[[ Exercise data, beginning ]]

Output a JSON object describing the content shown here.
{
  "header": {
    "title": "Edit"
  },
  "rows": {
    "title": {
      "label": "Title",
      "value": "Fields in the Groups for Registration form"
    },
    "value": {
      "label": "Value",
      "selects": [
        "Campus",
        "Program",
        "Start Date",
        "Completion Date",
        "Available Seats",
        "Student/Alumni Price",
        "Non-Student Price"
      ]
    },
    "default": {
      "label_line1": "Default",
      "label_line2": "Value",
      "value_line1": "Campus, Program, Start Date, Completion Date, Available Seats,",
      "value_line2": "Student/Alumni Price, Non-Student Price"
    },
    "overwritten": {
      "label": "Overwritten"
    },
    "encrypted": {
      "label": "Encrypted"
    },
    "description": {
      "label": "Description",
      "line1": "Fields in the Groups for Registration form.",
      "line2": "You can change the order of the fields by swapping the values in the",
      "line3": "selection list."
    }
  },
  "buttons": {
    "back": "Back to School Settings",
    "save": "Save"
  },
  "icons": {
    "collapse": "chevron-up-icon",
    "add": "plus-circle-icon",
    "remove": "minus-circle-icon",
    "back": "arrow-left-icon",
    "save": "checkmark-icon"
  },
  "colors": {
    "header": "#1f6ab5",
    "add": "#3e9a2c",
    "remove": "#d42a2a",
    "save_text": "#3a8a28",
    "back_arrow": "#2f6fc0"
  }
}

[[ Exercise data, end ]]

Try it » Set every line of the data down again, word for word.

Answer to the problem »
Output a JSON object describing the content shown here.
{
  "header": {
    "title": "Edit"
  },
  "rows": {
    "title": {
      "label": "Title",
      "value": "Fields in the Groups for Registration form"
    },
    "value": {
      "label": "Value",
      "selects": [
        "Campus",
        "Program",
        "Start Date",
        "Completion Date",
        "Available Seats",
        "Student/Alumni Price",
        "Non-Student Price"
      ]
    },
    "default": {
      "label_line1": "Default",
      "label_line2": "Value",
      "value_line1": "Campus, Program, Start Date, Completion Date, Available Seats,",
      "value_line2": "Student/Alumni Price, Non-Student Price"
    },
    "overwritten": {
      "label": "Overwritten"
    },
    "encrypted": {
      "label": "Encrypted"
    },
    "description": {
      "label": "Description",
      "line1": "Fields in the Groups for Registration form.",
      "line2": "You can change the order of the fields by swapping the values in the",
      "line3": "selection list."
    }
  },
  "buttons": {
    "back": "Back to School Settings",
    "save": "Save"
  },
  "icons": {
    "collapse": "chevron-up-icon",
    "add": "plus-circle-icon",
    "remove": "minus-circle-icon",
    "back": "arrow-left-icon",
    "save": "checkmark-icon"
  },
  "colors": {
    "header": "#1f6ab5",
    "add": "#3e9a2c",
    "remove": "#d42a2a",
    "save_text": "#3a8a28",
    "back_arrow": "#2f6fc0"
  }
}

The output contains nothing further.